What the exercise asks
Copy out every line of the data that has the word "herbal" somewhere in it.

Available records
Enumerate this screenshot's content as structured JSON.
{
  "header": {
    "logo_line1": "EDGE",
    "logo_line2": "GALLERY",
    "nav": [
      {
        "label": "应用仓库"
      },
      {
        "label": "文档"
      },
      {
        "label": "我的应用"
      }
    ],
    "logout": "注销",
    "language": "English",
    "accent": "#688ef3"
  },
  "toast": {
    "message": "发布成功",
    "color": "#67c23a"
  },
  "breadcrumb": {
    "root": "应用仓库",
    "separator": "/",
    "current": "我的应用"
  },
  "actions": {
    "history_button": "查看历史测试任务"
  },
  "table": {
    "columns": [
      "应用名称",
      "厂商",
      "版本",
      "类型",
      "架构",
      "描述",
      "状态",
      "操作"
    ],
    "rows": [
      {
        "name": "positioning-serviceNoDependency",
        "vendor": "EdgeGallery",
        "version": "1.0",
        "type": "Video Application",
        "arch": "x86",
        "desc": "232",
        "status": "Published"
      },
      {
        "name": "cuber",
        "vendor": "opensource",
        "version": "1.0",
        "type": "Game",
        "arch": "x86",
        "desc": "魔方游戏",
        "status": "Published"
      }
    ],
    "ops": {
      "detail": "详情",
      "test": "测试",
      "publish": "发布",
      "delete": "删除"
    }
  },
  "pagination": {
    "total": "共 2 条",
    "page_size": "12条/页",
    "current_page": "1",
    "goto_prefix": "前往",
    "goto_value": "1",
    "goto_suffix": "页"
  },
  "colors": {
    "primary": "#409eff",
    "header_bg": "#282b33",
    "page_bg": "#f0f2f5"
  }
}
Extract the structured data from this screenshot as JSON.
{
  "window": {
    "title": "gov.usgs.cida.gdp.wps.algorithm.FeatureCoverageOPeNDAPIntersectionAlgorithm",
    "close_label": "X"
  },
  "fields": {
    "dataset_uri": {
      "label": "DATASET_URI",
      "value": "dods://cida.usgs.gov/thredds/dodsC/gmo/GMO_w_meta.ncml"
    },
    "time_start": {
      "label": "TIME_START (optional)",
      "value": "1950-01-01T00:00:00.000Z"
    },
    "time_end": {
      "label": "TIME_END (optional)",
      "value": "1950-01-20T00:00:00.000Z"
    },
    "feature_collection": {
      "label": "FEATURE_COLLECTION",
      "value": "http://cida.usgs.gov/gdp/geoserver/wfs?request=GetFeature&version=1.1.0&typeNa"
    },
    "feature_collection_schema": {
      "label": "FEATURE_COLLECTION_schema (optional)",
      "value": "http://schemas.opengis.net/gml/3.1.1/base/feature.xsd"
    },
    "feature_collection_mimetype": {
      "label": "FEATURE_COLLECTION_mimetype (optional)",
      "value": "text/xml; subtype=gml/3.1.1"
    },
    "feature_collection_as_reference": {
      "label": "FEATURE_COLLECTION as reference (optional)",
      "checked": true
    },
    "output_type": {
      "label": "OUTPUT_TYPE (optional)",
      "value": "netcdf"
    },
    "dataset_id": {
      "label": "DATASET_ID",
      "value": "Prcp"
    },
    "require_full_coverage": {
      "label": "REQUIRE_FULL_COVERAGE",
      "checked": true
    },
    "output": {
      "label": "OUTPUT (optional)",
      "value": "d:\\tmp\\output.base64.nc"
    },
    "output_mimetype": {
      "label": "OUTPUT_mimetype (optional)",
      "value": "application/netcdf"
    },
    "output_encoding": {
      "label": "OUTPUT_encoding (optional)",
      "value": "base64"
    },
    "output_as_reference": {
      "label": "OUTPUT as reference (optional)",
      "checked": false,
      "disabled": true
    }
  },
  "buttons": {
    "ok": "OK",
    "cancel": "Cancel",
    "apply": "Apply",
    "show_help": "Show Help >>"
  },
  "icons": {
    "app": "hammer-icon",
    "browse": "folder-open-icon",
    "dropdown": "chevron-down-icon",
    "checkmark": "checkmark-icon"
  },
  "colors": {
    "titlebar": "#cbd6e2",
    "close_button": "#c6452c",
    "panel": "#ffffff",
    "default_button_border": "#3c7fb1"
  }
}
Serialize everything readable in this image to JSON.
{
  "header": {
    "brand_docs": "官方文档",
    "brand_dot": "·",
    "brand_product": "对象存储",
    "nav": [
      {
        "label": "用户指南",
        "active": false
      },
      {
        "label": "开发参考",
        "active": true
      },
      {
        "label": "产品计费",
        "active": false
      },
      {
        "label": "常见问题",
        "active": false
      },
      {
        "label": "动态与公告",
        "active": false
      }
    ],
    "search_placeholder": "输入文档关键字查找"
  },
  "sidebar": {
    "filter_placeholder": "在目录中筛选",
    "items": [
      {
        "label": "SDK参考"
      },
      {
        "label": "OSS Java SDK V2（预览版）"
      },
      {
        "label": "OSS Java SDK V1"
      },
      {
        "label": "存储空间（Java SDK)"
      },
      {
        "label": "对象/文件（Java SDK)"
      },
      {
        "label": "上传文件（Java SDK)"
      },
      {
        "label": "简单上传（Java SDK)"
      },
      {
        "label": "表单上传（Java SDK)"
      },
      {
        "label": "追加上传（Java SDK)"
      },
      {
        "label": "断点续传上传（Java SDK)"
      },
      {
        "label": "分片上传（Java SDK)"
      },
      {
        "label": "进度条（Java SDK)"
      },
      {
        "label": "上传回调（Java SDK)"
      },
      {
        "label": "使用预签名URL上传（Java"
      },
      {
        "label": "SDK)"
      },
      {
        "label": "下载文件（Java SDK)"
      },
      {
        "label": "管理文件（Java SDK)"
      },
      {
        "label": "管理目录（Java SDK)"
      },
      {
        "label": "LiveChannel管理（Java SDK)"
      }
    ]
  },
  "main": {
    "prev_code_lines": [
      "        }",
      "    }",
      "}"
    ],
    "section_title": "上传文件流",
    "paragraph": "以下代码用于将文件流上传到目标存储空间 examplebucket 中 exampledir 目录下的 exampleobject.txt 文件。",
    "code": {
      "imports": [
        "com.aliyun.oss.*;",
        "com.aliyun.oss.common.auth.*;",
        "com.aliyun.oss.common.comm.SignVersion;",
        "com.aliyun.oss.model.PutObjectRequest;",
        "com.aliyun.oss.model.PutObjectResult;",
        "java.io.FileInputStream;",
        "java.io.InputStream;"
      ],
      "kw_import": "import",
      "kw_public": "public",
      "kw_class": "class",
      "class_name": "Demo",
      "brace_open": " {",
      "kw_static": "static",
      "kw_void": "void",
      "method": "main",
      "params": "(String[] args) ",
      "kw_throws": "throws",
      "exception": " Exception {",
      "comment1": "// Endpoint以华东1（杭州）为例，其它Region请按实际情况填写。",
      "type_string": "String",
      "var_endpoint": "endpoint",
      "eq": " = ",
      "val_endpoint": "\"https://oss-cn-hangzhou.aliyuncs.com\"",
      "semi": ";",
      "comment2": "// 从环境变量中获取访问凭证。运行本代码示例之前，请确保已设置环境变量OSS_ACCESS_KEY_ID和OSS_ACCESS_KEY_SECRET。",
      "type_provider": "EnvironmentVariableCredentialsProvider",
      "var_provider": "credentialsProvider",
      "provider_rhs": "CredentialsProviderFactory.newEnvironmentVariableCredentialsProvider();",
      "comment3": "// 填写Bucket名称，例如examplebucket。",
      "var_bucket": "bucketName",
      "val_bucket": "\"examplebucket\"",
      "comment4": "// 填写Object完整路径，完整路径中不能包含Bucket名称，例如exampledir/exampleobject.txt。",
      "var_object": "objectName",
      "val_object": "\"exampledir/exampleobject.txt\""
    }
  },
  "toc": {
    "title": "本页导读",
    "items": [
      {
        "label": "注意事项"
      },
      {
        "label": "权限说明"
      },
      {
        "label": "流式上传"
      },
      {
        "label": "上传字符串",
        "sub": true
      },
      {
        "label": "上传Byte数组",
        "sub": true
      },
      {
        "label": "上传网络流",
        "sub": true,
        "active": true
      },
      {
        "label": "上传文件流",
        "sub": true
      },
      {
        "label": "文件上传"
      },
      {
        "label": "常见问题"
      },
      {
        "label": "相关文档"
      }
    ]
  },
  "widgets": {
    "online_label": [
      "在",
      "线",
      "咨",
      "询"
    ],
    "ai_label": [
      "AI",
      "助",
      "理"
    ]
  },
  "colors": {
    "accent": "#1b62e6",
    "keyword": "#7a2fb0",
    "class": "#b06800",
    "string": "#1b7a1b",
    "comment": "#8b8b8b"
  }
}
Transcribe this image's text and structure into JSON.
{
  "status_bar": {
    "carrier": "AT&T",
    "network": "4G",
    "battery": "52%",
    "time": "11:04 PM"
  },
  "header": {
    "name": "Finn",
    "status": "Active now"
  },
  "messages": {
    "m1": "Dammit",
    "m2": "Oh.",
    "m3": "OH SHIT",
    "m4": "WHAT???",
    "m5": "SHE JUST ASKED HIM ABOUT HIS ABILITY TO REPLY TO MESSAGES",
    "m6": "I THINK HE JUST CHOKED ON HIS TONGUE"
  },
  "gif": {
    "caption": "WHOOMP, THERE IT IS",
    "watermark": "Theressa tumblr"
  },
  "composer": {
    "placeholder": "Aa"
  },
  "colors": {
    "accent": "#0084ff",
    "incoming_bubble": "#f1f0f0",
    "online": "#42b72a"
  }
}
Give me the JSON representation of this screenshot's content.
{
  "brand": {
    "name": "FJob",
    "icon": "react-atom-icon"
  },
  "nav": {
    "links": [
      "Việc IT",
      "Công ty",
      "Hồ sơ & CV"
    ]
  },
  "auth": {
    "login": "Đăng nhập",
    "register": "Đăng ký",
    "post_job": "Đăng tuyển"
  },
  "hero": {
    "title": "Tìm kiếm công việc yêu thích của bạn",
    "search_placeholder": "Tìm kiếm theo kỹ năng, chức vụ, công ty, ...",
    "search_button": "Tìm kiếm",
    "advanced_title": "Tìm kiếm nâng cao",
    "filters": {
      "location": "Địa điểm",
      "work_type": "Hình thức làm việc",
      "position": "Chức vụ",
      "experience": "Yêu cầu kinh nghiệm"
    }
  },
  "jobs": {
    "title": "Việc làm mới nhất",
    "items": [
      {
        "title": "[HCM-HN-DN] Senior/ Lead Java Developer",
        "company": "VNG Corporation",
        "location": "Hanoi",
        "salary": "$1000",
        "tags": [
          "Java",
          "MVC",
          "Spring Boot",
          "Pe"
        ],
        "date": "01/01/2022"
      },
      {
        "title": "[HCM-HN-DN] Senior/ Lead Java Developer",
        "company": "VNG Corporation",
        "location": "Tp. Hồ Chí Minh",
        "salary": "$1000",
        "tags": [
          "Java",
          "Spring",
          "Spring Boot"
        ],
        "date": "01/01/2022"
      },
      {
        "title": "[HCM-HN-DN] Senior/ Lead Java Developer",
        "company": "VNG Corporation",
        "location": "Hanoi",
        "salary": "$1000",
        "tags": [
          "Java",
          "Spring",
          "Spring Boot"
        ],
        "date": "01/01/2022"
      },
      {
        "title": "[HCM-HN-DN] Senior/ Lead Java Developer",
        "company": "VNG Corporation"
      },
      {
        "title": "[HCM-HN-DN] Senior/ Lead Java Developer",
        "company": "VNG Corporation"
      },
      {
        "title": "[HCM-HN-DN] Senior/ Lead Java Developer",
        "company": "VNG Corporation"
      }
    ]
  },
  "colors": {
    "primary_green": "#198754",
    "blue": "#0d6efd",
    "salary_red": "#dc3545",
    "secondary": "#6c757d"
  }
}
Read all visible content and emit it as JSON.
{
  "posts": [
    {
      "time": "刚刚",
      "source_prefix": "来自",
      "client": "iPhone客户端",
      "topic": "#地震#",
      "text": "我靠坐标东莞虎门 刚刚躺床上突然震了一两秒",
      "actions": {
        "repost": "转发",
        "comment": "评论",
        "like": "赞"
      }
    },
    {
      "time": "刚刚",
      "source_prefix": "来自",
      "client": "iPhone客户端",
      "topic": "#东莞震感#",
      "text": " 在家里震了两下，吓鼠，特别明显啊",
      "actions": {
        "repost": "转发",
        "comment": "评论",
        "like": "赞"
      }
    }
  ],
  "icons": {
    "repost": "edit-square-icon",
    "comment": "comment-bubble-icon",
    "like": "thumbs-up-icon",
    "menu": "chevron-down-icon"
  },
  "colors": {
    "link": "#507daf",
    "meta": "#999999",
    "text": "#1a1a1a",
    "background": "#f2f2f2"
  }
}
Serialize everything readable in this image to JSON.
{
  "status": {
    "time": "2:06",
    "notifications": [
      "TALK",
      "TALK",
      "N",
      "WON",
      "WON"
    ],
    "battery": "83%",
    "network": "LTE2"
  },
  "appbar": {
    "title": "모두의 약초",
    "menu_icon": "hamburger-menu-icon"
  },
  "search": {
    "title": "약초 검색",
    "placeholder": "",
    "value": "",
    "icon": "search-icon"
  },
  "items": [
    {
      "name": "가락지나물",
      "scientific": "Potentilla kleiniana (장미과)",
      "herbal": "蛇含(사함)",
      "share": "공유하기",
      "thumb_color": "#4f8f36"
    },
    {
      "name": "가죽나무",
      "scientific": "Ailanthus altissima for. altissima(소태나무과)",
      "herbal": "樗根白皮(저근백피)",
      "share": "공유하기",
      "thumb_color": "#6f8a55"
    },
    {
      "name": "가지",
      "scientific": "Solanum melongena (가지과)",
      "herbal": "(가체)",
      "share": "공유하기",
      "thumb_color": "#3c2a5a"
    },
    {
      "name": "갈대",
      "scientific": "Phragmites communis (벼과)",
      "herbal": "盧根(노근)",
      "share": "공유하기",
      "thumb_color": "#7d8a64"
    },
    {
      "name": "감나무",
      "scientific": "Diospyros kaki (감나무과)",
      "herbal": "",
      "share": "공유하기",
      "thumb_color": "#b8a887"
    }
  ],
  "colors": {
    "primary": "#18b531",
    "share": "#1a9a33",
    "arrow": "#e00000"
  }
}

Result for this exercise
      "herbal": "蛇含(사함)",
      "herbal": "樗根白皮(저근백피)",
      "herbal": "(가체)",
      "herbal": "盧根(노근)",
      "herbal": "",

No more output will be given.